1. He is going to be replaced by a conservative, and almost certainly, one with a lot more political skill. That is, the Republicans will still control both chambers of Congress and the executive AND have someone who is better situated in getting their agenda passed.

2. The replacement will have a good shot at reelection and

3. The Republicans in Congress can play the “we placed patriotism over party” card and probably better positioned to retain their seats.

So there are political minefields here. BUT, right now, I am worried about disaster and would trade Trump for some conservative who is more emotionally stable and rational, even if it hurts us politically.

I still see impeachment as a longshot though:

And yet, outside the inner circle of Republicans with access to the commander-in-chief, Trump’s popularity remains respectable, even solid. The conservative base is largely unaware of the constant revelations of Trump’s gross incompetence, or has been trained to ignore them as propaganda emanating from the administration’s enemies in the deep state or the liberal media. In red America, Trump remains a hero at best, and a competent, normal president at worst.

Recognizing competence is not a strength of red America. Remember that Trump was elected by people who see Trump as themselves, had they been born into money. And many of them probably sincerely believe that THEY could do a competent job as president.

Workout notes weights, 2 mile run, 3 mile walk.
weights: rotator cuff, 5 x 10 pull ups, incline presses: 10 x 135, 7 x 150, 3 x 160 (strict hips), military: 20 x 50 dumbbell (seated, supported), 2 sets of 10 x 45, rows: Hammer: 3 sets of 10 x 200. headstand.
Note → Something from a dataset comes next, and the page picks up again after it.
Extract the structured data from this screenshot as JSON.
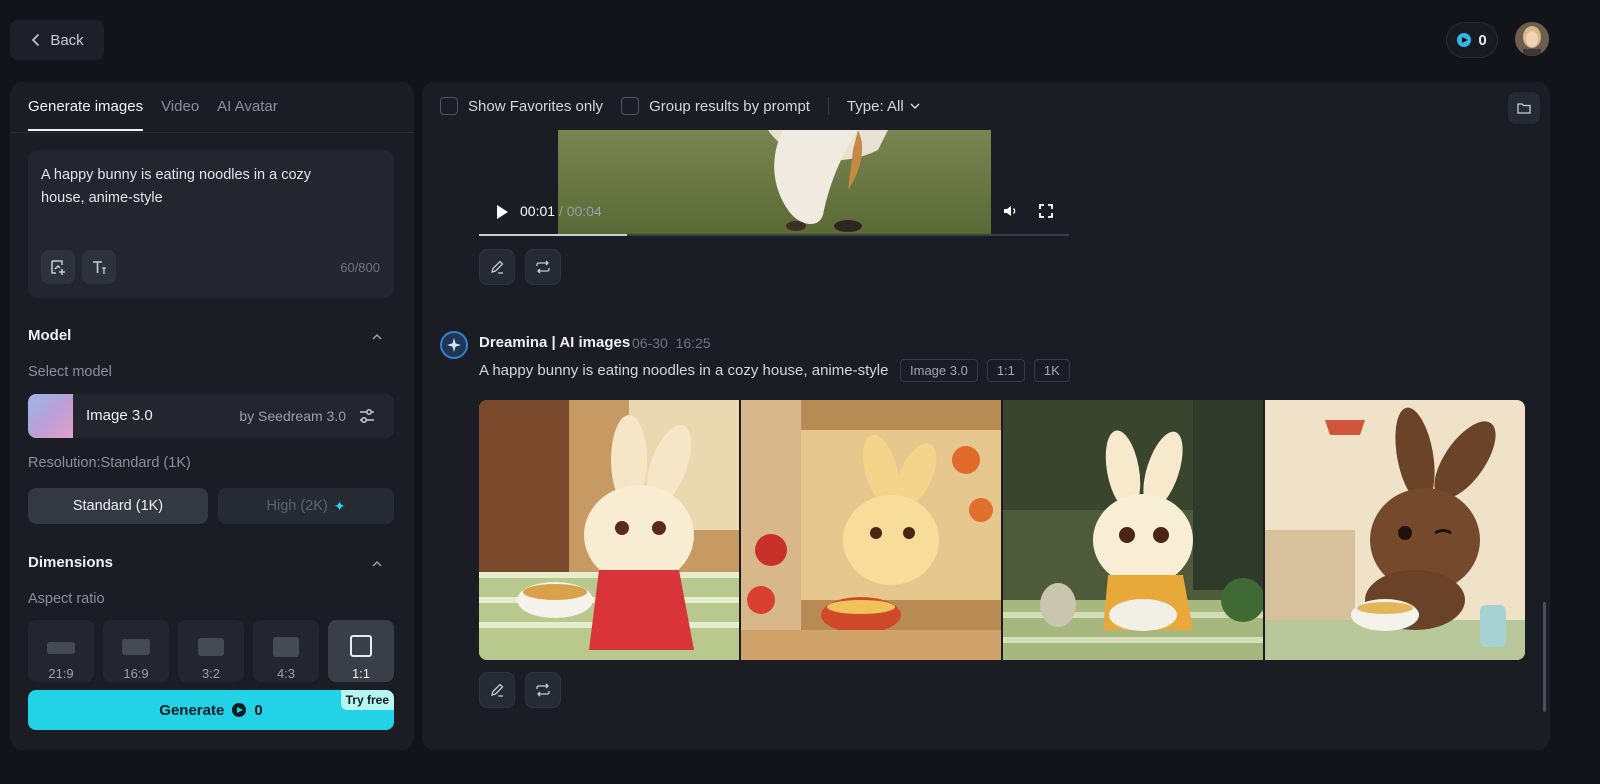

run: 20 minutes (2.08) 10:38 mile 1, 19:16 mile 2 (6.7 at 8 minutes then up by .1 ever .25 miles)
walk: 5K Bradley Park course (easy)

May 17, 2017 Posted by | political/social, politics, politics/social, republicans, republicans political/social, running, social/political, walking, weight training | | Leave a comment